(Component data from apps and pages)

------------------------------------------------------------

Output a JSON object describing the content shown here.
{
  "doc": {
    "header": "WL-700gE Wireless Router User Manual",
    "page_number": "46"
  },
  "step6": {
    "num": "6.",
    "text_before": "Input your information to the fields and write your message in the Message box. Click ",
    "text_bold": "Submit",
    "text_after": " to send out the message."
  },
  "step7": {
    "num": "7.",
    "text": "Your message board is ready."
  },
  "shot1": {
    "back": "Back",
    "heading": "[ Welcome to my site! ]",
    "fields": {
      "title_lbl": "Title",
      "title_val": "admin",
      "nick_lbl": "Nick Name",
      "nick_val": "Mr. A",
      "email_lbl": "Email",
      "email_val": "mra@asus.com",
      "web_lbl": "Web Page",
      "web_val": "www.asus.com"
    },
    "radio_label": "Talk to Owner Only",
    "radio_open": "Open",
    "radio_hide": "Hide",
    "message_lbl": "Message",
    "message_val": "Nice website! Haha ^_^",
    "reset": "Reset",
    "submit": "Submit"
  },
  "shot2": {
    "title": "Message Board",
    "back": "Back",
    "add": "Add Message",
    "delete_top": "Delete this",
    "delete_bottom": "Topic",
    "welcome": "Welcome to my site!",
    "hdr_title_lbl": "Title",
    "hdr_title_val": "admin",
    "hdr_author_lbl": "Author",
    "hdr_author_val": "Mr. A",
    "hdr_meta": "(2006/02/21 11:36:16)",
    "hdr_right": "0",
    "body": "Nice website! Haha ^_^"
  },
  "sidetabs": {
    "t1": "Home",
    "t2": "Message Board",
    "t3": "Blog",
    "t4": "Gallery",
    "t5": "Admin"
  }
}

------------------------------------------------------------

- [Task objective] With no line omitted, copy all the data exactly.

- [Written solution]
Output a JSON object describing the content shown here.
{
  "doc": {
    "header": "WL-700gE Wireless Router User Manual",
    "page_number": "46"
  },
  "step6": {
    "num": "6.",
    "text_before": "Input your information to the fields and write your message in the Message box. Click ",
    "text_bold": "Submit",
    "text_after": " to send out the message."
  },
  "step7": {
    "num": "7.",
    "text": "Your message board is ready."
  },
  "shot1": {
    "back": "Back",
    "heading": "[ Welcome to my site! ]",
    "fields": {
      "title_lbl": "Title",
      "title_val": "admin",
      "nick_lbl": "Nick Name",
      "nick_val": "Mr. A",
      "email_lbl": "Email",
      "email_val": "mra@asus.com",
      "web_lbl": "Web Page",
      "web_val": "www.asus.com"
    },
    "radio_label": "Talk to Owner Only",
    "radio_open": "Open",
    "radio_hide": "Hide",
    "message_lbl": "Message",
    "message_val": "Nice website! Haha ^_^",
    "reset": "Reset",
    "submit": "Submit"
  },
  "shot2": {
    "title": "Message Board",
    "back": "Back",
    "add": "Add Message",
    "delete_top": "Delete this",
    "delete_bottom": "Topic",
    "welcome": "Welcome to my site!",
    "hdr_title_lbl": "Title",
    "hdr_title_val": "admin",
    "hdr_author_lbl": "Author",
    "hdr_author_val": "Mr. A",
    "hdr_meta": "(2006/02/21 11:36:16)",
    "hdr_right": "0",
    "body": "Nice website! Haha ^_^"
  },
  "sidetabs": {
    "t1": "Home",
    "t2": "Message Board",
    "t3": "Blog",
    "t4": "Gallery",
    "t5": "Admin"
  }
}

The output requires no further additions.